29 Aug 2012:
India Approves $4 Billion Plan
To Add 6 Million Green Vehicles by 2020
The government of India has approved a 230-billion rupee strategy ($4.13 billion) to spur increased production of electric and hybrid vehicles
over the next eight years, setting a target of 6 million green vehicles by 2020. The new plan, designed to reduce the nation’s reliance on fossil fuels and cut carbon emissions, would attempt to close the gap between the costs of producing green vehicles in India and what consumers can afford to pay. The country’s nascent electric and hybrid car sector slowed dramatically earlier this year when the government removed subsidies of up to 100,000 rupees per vehicle, Reuters reports. According to sources, the new plan would likely include cash subsidies for consumers, increased funding for research and development, and the creation of a charging network, sources said. While specific plans remain to be worked out, S. Sundareshan, the secretary of India’s Heavy Industries ministry, said the government would provide 130 to 140 billion rupees, while private corporations would cover the rest.
28 Aug 2012:
Germany May Need to Slow
Shift to Green Energy, Official Says
Germany’s environment minister said Tuesday that the country might have to slow its shift to renewable energy
to quell concerns about rising consumer costs. A year after the government decided to phase out nuclear power
following Japan’s Fukushima disaster, Germany has indeed been able to increase renewable energy generation, with solar and wind incentives helping the country produce more than 25 percent of its power from cleaner sources. But that rapid growth is causing higher costs for consumers and placing an increased strain on the energy grid, Environment Minister Peter Altmaier told the Financial Times Deutschland
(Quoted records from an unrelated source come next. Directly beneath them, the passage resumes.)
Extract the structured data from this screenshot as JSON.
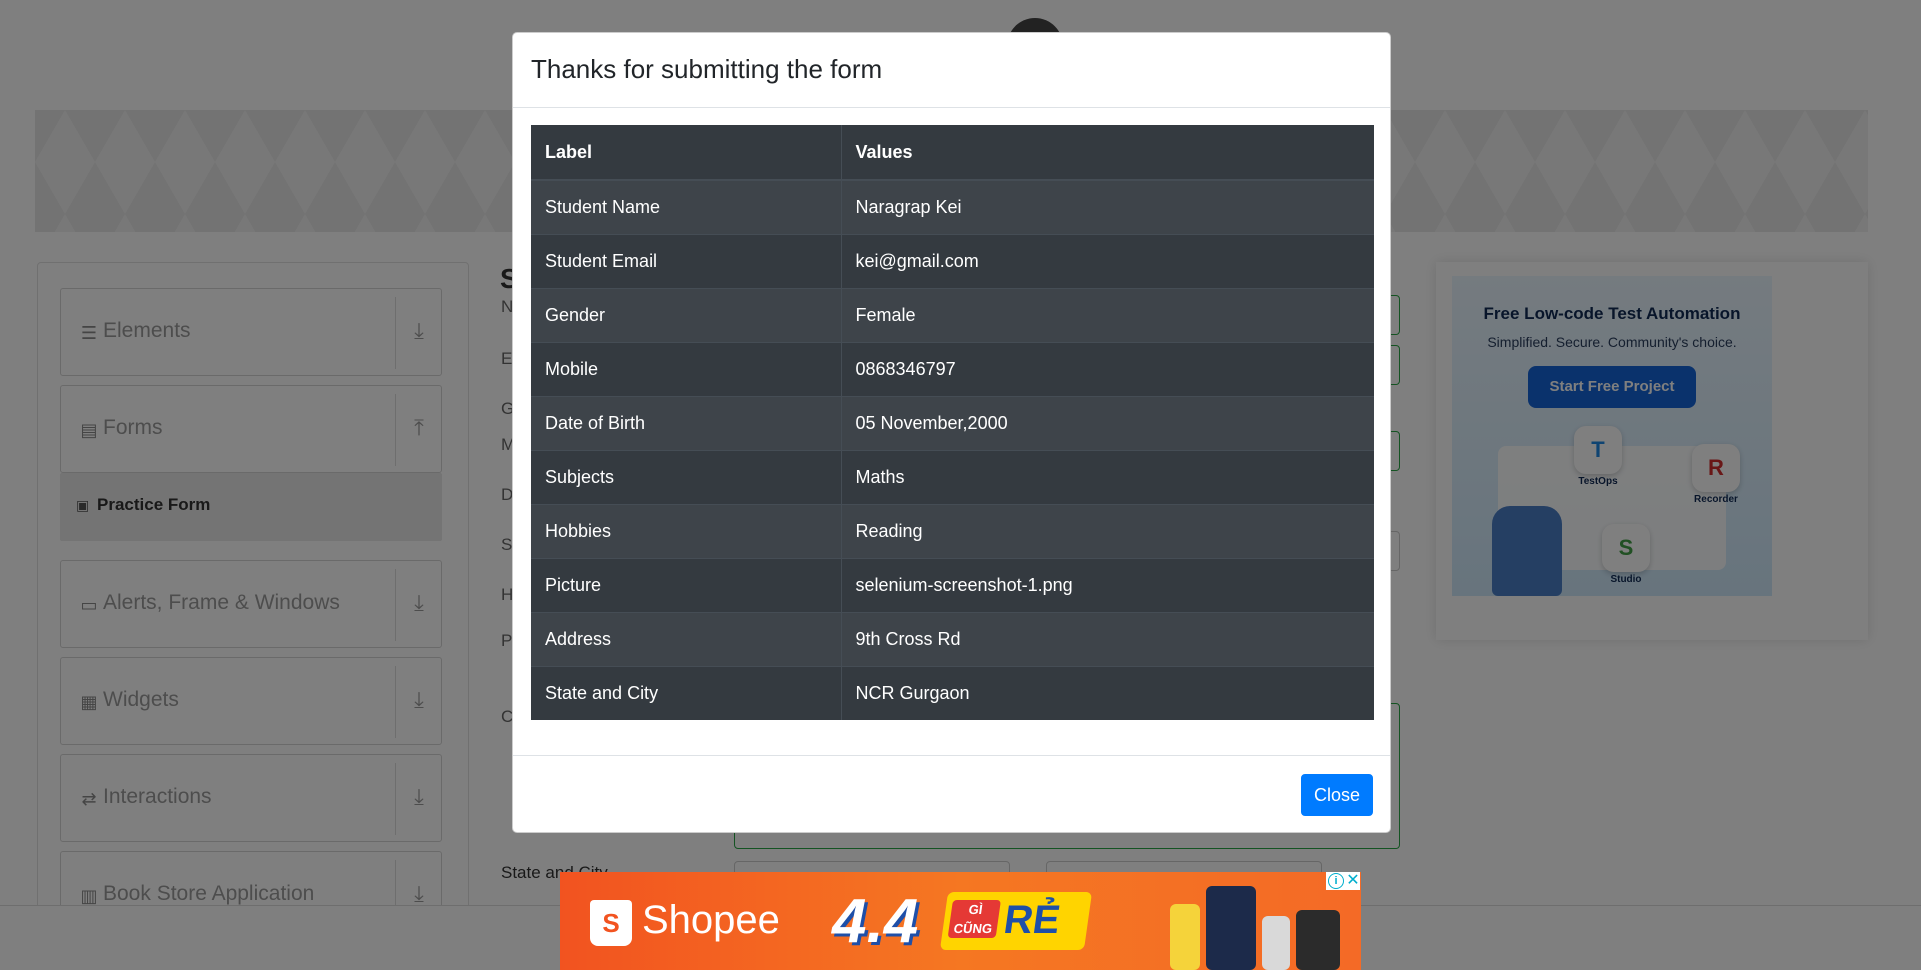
{
  "sidebar": {
    "groups": [
      {
        "label": "Elements",
        "icon": "menu-icon",
        "arrow": "download-icon"
      },
      {
        "label": "Forms",
        "icon": "document-icon",
        "arrow": "upload-icon"
      },
      {
        "label": "Alerts, Frame & Windows",
        "icon": "window-icon",
        "arrow": "download-icon"
      },
      {
        "label": "Widgets",
        "icon": "widgets-icon",
        "arrow": "download-icon"
      },
      {
        "label": "Interactions",
        "icon": "interactions-icon",
        "arrow": "download-icon"
      },
      {
        "label": "Book Store Application",
        "icon": "books-icon",
        "arrow": "download-icon"
      }
    ],
    "active_item": "Practice Form"
  },
  "form": {
    "title_initial": "S",
    "field_initials": [
      "N",
      "E",
      "G",
      "M",
      "D",
      "S",
      "H",
      "P",
      "C"
    ],
    "state_label": "State and City"
  },
  "side_ad": {
    "title": "Free Low-code Test Automation",
    "subtitle": "Simplified. Secure. Community's choice.",
    "button": "Start Free Project",
    "products": [
      "TestOps",
      "Recorder",
      "Studio"
    ]
  },
  "modal": {
    "title": "Thanks for submitting the form",
    "columns": [
      "Label",
      "Values"
    ],
    "rows": [
      {
        "label": "Student Name",
        "value": "Naragrap Kei"
      },
      {
        "label": "Student Email",
        "value": "kei@gmail.com"
      },
      {
        "label": "Gender",
        "value": "Female"
      },
      {
        "label": "Mobile",
        "value": "0868346797"
      },
      {
        "label": "Date of Birth",
        "value": "05 November,2000"
      },
      {
        "label": "Subjects",
        "value": "Maths"
      },
      {
        "label": "Hobbies",
        "value": "Reading"
      },
      {
        "label": "Picture",
        "value": "selenium-screenshot-1.png"
      },
      {
        "label": "Address",
        "value": "9th Cross Rd"
      },
      {
        "label": "State and City",
        "value": "NCR Gurgaon"
      }
    ],
    "close_label": "Close"
  },
  "bottom_ad": {
    "brand": "Shopee",
    "promo_number": "4.4",
    "promo_word": "RẺ",
    "promo_tag": "GÌ CŨNG"
  },
  "colors": {
    "primary": "#007bff",
    "table_dark": "#343a40",
    "success_border": "#28a745",
    "shopee_orange": "#f25320"
  }
}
. “These are costs that can be avoided with good planning,” Altmaier said. While a senior Social Democrat called a slower shift to renewable energy “unacceptable,” members of Chancellor Angela Merkel’s administration are seeking legislation that would reduce the burden on consumers. On Monday, the energy group Vattenfall reported that Germany’s current green energy targets would likely require an investment of 150 billion euros
by 2020, causing a 30-percent increase in electricity costs.
23 Aug 2012:
U.S. Solar Panel Maker to
Build Solar Farms in Energy-Hungry India
First Solar Inc., the U.S.-based solar panel manufacturer, plans to expand its role in the global energy industry by developing solar power farms in India
, where an emerging industrial sector is looking to
First Solar Inc.
shore up energy security in the aftermath of record blackouts. The company aims to secure 20 percent of India’s photovoltaic sales by expanding beyond its role as a solar panel supplier and building large solar arrays, Sujoy Ghosh, First Solar’s new India head, told Bloomberg News. According to Ghosh, First Solar will sell electricity at below-market prices directly to private businessess looking to lock in their own power supplies in the event of electricity shortfalls. India, which last month endured blackouts that left half the nation’s 1.2 billion people without power, has a 30-gigawatt backup power market comprised of factories and businesses that currently switch to diesel generators when power fails.